(This is Breakthrough film review, which is a Christian movie that stars Chrissy Metz and is based on a real-life event)
This is perhaps my first review of a Christian film, which I happened to watch with my family over the weekends. Ironically, it is not of our faith but somehow my family has booked it as a family film session.
Now, Breakthrough is a film that is based on the book The Impossible, which is based on a real life event of a teenager who fell into an ice lake. It is directed by Roxann Dawson and Grant Nieporte. And it stars Chrissy Metz, Josh Lucas, Topher Grace, Mike Colter, Marcel Ruiz, Sam Trammel, and Dennis Haysbert. And it even has a cameo by a real-life Christian Artist Phil Wickham.
Without further ado, let’s delve into the Breakthrough film review below to see how it adapts the story from the book!
John Smith was adopted and raised by a Christian couple, but he resented the feeling of being abandoned and openly rebelled against them and his teachers. One day, while his friends and him were playing on a frozen lake, accident happened when they fell into it. Only John was drowned and he was taken to a hospital, where no doctor had hope for his survival…except his adoptive mother. Would their faith be strong enough to overcome this death trial?
Breakthrough Film Review
Well, the premise is based on real life event, so to be honest, it’s just an ordinary tale of miracle and survival. To be fair, this is exactly what a real life story would be, and we have all experienced it even now. So I will review how the film aims to keep the audience interested in the film.
This makes us empathise with him more, as we get to see him living an ordinary but quite successful school life
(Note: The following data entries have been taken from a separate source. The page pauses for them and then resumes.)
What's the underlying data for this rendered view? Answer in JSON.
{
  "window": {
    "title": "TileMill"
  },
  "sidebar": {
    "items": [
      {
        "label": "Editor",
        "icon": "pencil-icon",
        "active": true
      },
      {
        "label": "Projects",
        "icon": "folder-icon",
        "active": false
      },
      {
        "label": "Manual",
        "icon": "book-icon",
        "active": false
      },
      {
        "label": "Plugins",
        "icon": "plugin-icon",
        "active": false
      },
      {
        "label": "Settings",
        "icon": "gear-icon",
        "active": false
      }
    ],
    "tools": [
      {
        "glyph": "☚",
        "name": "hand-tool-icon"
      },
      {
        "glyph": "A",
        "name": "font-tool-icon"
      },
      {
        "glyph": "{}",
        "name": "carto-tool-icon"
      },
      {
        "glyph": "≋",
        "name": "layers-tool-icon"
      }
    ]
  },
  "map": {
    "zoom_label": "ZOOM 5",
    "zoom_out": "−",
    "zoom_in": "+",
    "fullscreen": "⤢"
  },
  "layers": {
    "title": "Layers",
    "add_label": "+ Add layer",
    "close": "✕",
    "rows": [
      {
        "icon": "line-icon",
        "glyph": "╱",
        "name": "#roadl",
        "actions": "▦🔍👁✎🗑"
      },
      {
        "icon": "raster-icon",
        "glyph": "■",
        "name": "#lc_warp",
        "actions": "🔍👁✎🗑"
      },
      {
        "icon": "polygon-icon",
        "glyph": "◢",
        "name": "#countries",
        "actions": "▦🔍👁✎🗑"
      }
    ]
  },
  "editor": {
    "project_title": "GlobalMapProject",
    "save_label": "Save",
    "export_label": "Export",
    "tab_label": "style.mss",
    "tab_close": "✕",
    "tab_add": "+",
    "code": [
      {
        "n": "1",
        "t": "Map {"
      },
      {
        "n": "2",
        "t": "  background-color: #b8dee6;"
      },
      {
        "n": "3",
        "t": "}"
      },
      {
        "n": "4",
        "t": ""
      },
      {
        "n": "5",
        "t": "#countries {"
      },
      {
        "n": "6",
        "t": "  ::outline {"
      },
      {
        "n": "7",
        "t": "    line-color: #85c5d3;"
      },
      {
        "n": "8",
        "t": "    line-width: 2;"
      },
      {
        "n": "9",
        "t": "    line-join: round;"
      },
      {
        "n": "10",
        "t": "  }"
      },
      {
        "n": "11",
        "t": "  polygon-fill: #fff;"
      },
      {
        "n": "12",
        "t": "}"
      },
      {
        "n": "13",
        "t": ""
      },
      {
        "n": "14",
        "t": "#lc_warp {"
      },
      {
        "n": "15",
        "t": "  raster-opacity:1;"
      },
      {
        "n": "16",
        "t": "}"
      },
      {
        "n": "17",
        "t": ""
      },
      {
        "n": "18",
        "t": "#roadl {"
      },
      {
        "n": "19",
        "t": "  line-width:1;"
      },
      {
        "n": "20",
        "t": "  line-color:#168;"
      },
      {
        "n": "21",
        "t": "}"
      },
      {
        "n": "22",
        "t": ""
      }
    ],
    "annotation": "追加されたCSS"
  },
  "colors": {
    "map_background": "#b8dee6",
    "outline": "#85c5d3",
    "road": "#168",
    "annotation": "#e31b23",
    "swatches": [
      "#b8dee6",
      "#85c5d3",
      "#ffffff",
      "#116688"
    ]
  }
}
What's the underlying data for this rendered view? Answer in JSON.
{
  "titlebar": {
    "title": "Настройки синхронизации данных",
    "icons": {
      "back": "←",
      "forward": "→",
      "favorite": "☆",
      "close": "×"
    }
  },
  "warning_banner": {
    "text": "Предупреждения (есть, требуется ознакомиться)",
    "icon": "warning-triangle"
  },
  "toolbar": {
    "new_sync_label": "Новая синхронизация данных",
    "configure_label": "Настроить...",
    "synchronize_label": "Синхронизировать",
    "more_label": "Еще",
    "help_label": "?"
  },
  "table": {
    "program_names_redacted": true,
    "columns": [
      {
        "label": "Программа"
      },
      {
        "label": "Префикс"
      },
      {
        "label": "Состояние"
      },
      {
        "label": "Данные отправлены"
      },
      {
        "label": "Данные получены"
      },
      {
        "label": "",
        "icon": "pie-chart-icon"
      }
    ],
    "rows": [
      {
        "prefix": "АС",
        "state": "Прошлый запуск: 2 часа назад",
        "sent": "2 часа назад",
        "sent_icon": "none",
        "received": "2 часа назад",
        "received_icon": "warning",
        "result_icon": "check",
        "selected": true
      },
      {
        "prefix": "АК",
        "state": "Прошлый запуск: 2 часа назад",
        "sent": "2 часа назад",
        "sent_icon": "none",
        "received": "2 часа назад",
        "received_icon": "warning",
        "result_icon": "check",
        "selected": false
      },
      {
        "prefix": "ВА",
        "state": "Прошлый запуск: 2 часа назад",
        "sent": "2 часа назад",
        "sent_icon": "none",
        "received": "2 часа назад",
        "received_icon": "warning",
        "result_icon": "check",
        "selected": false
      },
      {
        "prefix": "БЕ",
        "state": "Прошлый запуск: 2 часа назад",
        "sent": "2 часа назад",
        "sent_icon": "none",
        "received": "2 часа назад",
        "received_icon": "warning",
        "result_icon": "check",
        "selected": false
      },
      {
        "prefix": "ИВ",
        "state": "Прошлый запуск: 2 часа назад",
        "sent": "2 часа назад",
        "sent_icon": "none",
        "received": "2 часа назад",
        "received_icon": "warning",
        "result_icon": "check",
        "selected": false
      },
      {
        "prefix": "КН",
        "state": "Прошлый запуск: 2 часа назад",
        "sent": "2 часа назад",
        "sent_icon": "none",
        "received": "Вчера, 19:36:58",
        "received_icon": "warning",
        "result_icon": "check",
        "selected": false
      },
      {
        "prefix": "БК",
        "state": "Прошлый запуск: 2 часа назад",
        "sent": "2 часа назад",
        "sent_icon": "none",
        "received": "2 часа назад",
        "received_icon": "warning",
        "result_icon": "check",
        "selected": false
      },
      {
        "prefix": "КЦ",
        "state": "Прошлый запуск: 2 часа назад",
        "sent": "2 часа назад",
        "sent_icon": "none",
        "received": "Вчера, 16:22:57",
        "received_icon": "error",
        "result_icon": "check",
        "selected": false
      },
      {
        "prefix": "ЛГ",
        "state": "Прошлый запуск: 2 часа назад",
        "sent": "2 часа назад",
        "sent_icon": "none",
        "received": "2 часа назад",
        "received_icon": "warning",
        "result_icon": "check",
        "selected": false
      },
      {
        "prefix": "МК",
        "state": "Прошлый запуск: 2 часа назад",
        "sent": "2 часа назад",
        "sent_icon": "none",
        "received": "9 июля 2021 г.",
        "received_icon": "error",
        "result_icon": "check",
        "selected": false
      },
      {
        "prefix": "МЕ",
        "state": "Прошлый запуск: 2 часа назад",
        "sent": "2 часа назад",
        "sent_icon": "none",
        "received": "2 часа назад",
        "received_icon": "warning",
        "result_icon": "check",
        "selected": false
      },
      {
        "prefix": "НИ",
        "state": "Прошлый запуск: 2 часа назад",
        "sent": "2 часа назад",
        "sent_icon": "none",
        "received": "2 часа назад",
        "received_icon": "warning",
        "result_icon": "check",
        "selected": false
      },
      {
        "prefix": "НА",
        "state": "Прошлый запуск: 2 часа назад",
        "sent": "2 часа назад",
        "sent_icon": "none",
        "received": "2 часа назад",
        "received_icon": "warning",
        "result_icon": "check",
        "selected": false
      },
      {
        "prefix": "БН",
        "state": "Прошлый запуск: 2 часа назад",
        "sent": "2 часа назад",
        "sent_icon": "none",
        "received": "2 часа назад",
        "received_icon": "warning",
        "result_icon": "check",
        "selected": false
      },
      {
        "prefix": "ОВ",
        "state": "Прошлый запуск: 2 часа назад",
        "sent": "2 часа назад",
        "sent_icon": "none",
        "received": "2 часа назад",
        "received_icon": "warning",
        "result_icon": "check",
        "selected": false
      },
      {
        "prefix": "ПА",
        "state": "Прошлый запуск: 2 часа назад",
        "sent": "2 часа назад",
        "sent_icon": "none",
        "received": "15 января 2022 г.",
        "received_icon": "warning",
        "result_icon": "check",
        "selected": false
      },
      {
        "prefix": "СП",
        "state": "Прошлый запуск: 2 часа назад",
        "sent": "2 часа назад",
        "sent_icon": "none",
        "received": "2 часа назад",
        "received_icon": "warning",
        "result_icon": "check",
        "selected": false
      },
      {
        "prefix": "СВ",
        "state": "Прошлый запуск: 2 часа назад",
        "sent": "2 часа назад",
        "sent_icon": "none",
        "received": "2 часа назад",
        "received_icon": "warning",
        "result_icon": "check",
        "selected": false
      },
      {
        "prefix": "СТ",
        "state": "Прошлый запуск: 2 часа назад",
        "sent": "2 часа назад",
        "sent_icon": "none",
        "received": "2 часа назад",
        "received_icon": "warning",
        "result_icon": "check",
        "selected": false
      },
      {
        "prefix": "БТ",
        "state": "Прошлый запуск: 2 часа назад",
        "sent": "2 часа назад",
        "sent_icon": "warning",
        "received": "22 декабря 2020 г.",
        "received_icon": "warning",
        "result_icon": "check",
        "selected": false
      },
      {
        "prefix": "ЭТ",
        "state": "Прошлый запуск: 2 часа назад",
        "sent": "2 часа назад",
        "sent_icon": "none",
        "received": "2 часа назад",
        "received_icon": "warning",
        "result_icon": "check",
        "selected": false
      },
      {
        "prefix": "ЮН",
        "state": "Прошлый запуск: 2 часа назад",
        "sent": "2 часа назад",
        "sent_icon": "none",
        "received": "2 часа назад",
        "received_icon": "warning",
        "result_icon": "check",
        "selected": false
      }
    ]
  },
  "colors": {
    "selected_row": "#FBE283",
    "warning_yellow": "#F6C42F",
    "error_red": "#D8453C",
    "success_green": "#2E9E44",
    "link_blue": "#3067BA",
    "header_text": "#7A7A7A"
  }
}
Firstly, I like that they add more time to show the John character, especially with his school life and sport life. This makes us empathise with him more, as we get to see him living an ordinary but quite successful school life. And he also faces similar problems that we faced at his age and in school. Then, when the accident happened, the film focused much more on the Mom and slightly on the pastor, which I think it’s not bad, but can be a bit forced.
But since this was what happened, I felt that it could be forgiven for sticking very close to source material. Though some scenes are made a tad too dramatic for emotional scenes purposes.
Pacing wise, I felt that it is alright in the beginning, where the film takes its time to introduce the characters. But it comes to a slower crawl after the accident occured. Things take a slow turn as the film puts too much focus on several characters that are not really essential to the story. However, as it nears the middle-end, things start to pick up again.
Characters-wise, they are pretty cliché. This is what a real-life character would be when translated to film. We can see the usual rebellious protagonist, and the over-loving mother who believes in Jesus to save her son. Then there is also an eager and helpful pastor and some of the protagonist’s friends that are pretty one-dimensional.
Most of the characters are pretty one-dimensional and is there for no other purposes that to make some scenes dramatic or is based on the source materials. The Mom character is one that undergoes the most changes, while the rest hardly goes through growth at all. I like it when she decides to let go and accept whatever God would give her by the end, man now that’s some growth I say!
This film would not score any brownie points from this section. But I must say the acting from some of the actors are pretty good and actually makes us feel connected to them emotionally. Honourable mentions go to the Firefighter and the Mom.
My younger sis and mom cried at the end, and so I felt that the actors have done a pretty good job!
Soundtrack is surprisingly where this film shines! There is a scene where they show real-life singer Phil Wickham singing his hit song ‘This is Amazing Grace’. Then, there is also a particularly dramatic but touching scene where everyone sings near the end for John to wake up, titled ‘I’ll stand with You’. The songs itself makes this film an enjoyable watch.